A Donor's Demands, a Revoked ChairHistorians in the News
tags: historians, free speech, tenure, religious history
A professor at the American University in Cairo is in a dispute with the university over the cancellation of his endowed chair after, he says, he refused to accede to the requests of the original donor’s son that he send him lectures in advance and that he encourage his non-Muslim students to convert to Islam.
Adam Duker came to AUC in fall 2016 fresh out of graduate school, after earning a Ph.D. from the University of Notre Dame, to accept a position as an assistant professor and the Abdulhadi H. Taher Chair in Comparative Religions. After the provost informed him in July 2017 that the university would no longer fund the chair at the donor's request, Duker has continued to use the Abdulhadi H. Taher chair title, defying senior administrators’ demands that he stop.
In April, Duker submitted a letter of resignation, saying in his letter that the university has been in breach of his contract since July 2017 by denying him the title included in his contract and retaliating against him for his refusal to stop using it.
In December, Duker was accused by his dean of a “prima facia [sic] case of faculty misconduct” for continuing to use the endowed chair title “despite clear and repeated instructions and requests to the contrary.”
comments powered by Disqus
- Hurricane Dorian Unearths Civil War Cannonballs at South Carolina Beach
- Ms. Monopoly is here. Psst: A woman invented the game in the first place
- 9/11 Is History Now. Here's How American Kids Are Learning About It in Class
- Why Don't We Consider Cannabis Part of the American Herbal Renaissance
- A woman who ran for president in 1872 was compared to Satan and locked up. It wasn’t for her emails.
- Historians push to create public archive of documents from massive opioid litigation
- Fake Citations Kill Historian's Career
- Jim McGrath on Podcasts and Public History

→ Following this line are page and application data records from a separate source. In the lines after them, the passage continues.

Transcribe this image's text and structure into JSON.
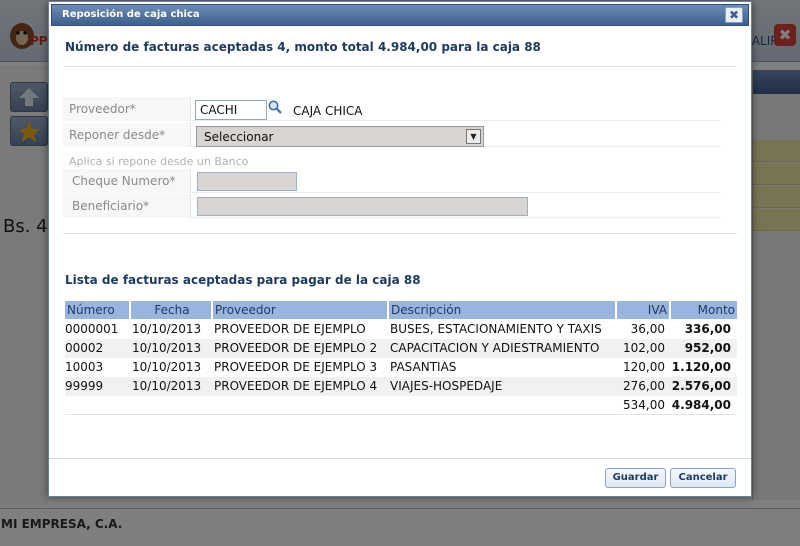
{
  "background": {
    "logo_text": "PP",
    "salir_label": "SALIR",
    "close_label": "✖",
    "amount_text": "Bs. 4",
    "company": "MI EMPRESA, C.A."
  },
  "dialog": {
    "title": "Reposición de caja chica",
    "close_label": "✖",
    "summary": "Número de facturas aceptadas 4, monto total 4.984,00 para la caja 88",
    "form": {
      "proveedor_label": "Proveedor*",
      "proveedor_code": "CACHI",
      "proveedor_name": "CAJA CHICA",
      "reponer_label": "Reponer desde*",
      "reponer_value": "Seleccionar",
      "hint": "Aplica si repone desde un Banco",
      "cheque_label": "Cheque Numero*",
      "cheque_value": "",
      "beneficiario_label": "Beneficiario*",
      "beneficiario_value": ""
    },
    "list_title": "Lista de facturas aceptadas para pagar de la caja 88",
    "table": {
      "headers": [
        "Número",
        "Fecha",
        "Proveedor",
        "Descripción",
        "IVA",
        "Monto"
      ],
      "rows": [
        [
          "0000001",
          "10/10/2013",
          "PROVEEDOR DE EJEMPLO",
          "BUSES, ESTACIONAMIENTO Y TAXIS",
          "36,00",
          "336,00"
        ],
        [
          "00002",
          "10/10/2013",
          "PROVEEDOR DE EJEMPLO 2",
          "CAPACITACION Y ADIESTRAMIENTO",
          "102,00",
          "952,00"
        ],
        [
          "10003",
          "10/10/2013",
          "PROVEEDOR DE EJEMPLO 3",
          "PASANTIAS",
          "120,00",
          "1.120,00"
        ],
        [
          "99999",
          "10/10/2013",
          "PROVEEDOR DE EJEMPLO 4",
          "VIAJES-HOSPEDAJE",
          "276,00",
          "2.576,00"
        ]
      ],
      "totals": {
        "iva": "534,00",
        "monto": "4.984,00"
      }
    },
    "buttons": {
      "save": "Guardar",
      "cancel": "Cancelar"
    }
  }
}
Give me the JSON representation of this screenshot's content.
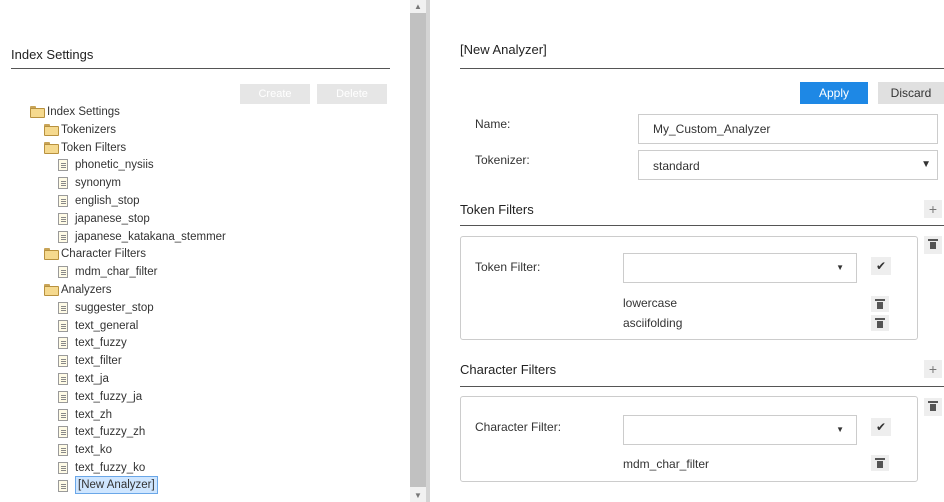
{
  "left": {
    "title": "Index Settings",
    "create_label": "Create",
    "delete_label": "Delete",
    "tree": [
      {
        "label": "Index Settings",
        "icon": "folder-open-icon",
        "level": 0
      },
      {
        "label": "Tokenizers",
        "icon": "folder-icon",
        "level": 1
      },
      {
        "label": "Token Filters",
        "icon": "folder-open-icon",
        "level": 1
      },
      {
        "label": "phonetic_nysiis",
        "icon": "document-icon",
        "level": 2
      },
      {
        "label": "synonym",
        "icon": "document-icon",
        "level": 2
      },
      {
        "label": "english_stop",
        "icon": "document-icon",
        "level": 2
      },
      {
        "label": "japanese_stop",
        "icon": "document-icon",
        "level": 2
      },
      {
        "label": "japanese_katakana_stemmer",
        "icon": "document-icon",
        "level": 2
      },
      {
        "label": "Character Filters",
        "icon": "folder-open-icon",
        "level": 1
      },
      {
        "label": "mdm_char_filter",
        "icon": "document-icon",
        "level": 2
      },
      {
        "label": "Analyzers",
        "icon": "folder-open-icon",
        "level": 1
      },
      {
        "label": "suggester_stop",
        "icon": "document-icon",
        "level": 2
      },
      {
        "label": "text_general",
        "icon": "document-icon",
        "level": 2
      },
      {
        "label": "text_fuzzy",
        "icon": "document-icon",
        "level": 2
      },
      {
        "label": "text_filter",
        "icon": "document-icon",
        "level": 2
      },
      {
        "label": "text_ja",
        "icon": "document-icon",
        "level": 2
      },
      {
        "label": "text_fuzzy_ja",
        "icon": "document-icon",
        "level": 2
      },
      {
        "label": "text_zh",
        "icon": "document-icon",
        "level": 2
      },
      {
        "label": "text_fuzzy_zh",
        "icon": "document-icon",
        "level": 2
      },
      {
        "label": "text_ko",
        "icon": "document-icon",
        "level": 2
      },
      {
        "label": "text_fuzzy_ko",
        "icon": "document-icon",
        "level": 2
      },
      {
        "label": "[New Analyzer]",
        "icon": "document-icon",
        "level": 2,
        "selected": true
      }
    ]
  },
  "right": {
    "title": "[New Analyzer]",
    "apply_label": "Apply",
    "discard_label": "Discard",
    "name_label": "Name:",
    "name_value": "My_Custom_Analyzer",
    "tokenizer_label": "Tokenizer:",
    "tokenizer_value": "standard",
    "token_filters": {
      "title": "Token Filters",
      "field_label": "Token Filter:",
      "items": [
        "lowercase",
        "asciifolding"
      ]
    },
    "character_filters": {
      "title": "Character Filters",
      "field_label": "Character Filter:",
      "items": [
        "mdm_char_filter"
      ]
    }
  },
  "colors": {
    "accent": "#1e88e5",
    "selection": "#cfe6ff"
  }
}
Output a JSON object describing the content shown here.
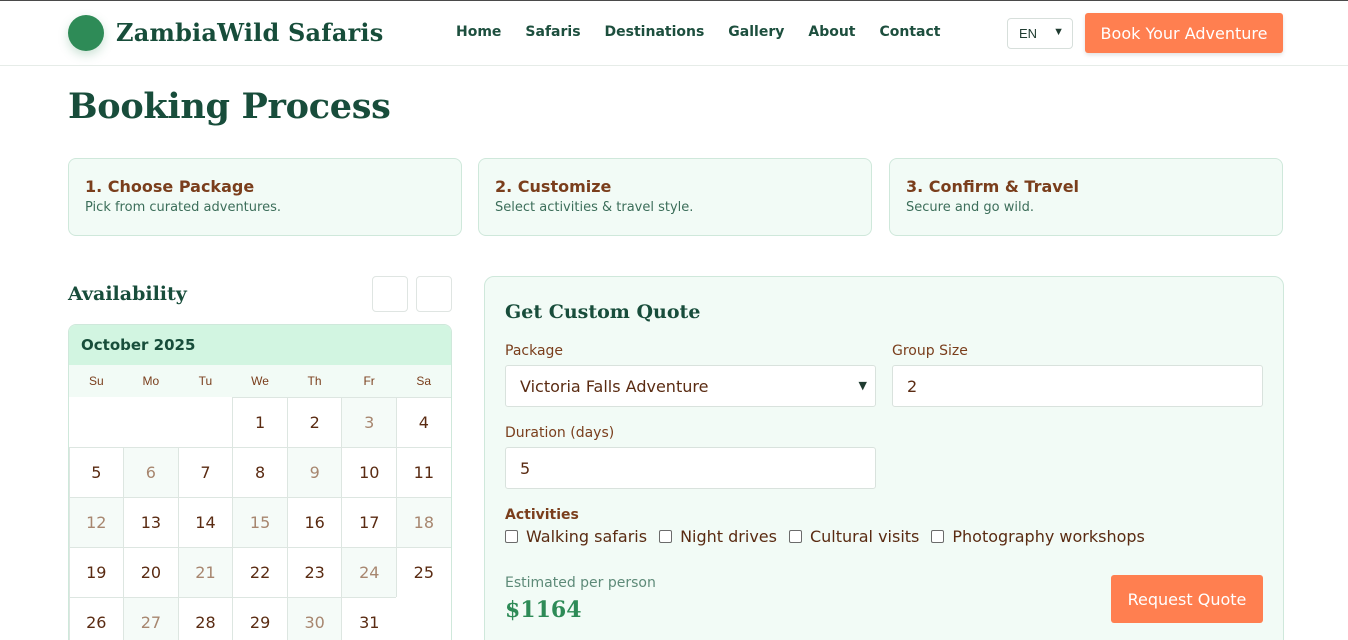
{
  "header": {
    "brand": "ZambiaWild Safaris",
    "nav": [
      "Home",
      "Safaris",
      "Destinations",
      "Gallery",
      "About",
      "Contact"
    ],
    "language": "EN",
    "cta": "Book Your Adventure"
  },
  "page": {
    "title": "Booking Process"
  },
  "steps": [
    {
      "title": "1. Choose Package",
      "desc": "Pick from curated adventures."
    },
    {
      "title": "2. Customize",
      "desc": "Select activities & travel style."
    },
    {
      "title": "3. Confirm & Travel",
      "desc": "Secure and go wild."
    }
  ],
  "availability": {
    "title": "Availability",
    "month": "October 2025",
    "weekdays": [
      "Su",
      "Mo",
      "Tu",
      "We",
      "Th",
      "Fr",
      "Sa"
    ],
    "leading_blanks": 3,
    "days": [
      {
        "d": "1",
        "m": false
      },
      {
        "d": "2",
        "m": false
      },
      {
        "d": "3",
        "m": true
      },
      {
        "d": "4",
        "m": false
      },
      {
        "d": "5",
        "m": false
      },
      {
        "d": "6",
        "m": true
      },
      {
        "d": "7",
        "m": false
      },
      {
        "d": "8",
        "m": false
      },
      {
        "d": "9",
        "m": true
      },
      {
        "d": "10",
        "m": false
      },
      {
        "d": "11",
        "m": false
      },
      {
        "d": "12",
        "m": true
      },
      {
        "d": "13",
        "m": false
      },
      {
        "d": "14",
        "m": false
      },
      {
        "d": "15",
        "m": true
      },
      {
        "d": "16",
        "m": false
      },
      {
        "d": "17",
        "m": false
      },
      {
        "d": "18",
        "m": true
      },
      {
        "d": "19",
        "m": false
      },
      {
        "d": "20",
        "m": false
      },
      {
        "d": "21",
        "m": true
      },
      {
        "d": "22",
        "m": false
      },
      {
        "d": "23",
        "m": false
      },
      {
        "d": "24",
        "m": true
      },
      {
        "d": "25",
        "m": false
      },
      {
        "d": "26",
        "m": false
      },
      {
        "d": "27",
        "m": true
      },
      {
        "d": "28",
        "m": false
      },
      {
        "d": "29",
        "m": false
      },
      {
        "d": "30",
        "m": true
      },
      {
        "d": "31",
        "m": false
      }
    ]
  },
  "quote": {
    "title": "Get Custom Quote",
    "package_label": "Package",
    "package_value": "Victoria Falls Adventure",
    "group_label": "Group Size",
    "group_value": "2",
    "duration_label": "Duration (days)",
    "duration_value": "5",
    "activities_label": "Activities",
    "activities": [
      "Walking safaris",
      "Night drives",
      "Cultural visits",
      "Photography workshops"
    ],
    "estimate_label": "Estimated per person",
    "estimate_value": "$1164",
    "request_label": "Request Quote"
  },
  "colors": {
    "primary": "#2e8b57",
    "accent": "#ff7f50",
    "heading": "#184d3b",
    "panel": "#f2fbf6"
  }
}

- Uncovering the History of Child Psychiatry: A Conversation with Deborah Blythe Doroshow
- Gerald Ford, Impeachment, and The Difference Between Politics and Law Enforcement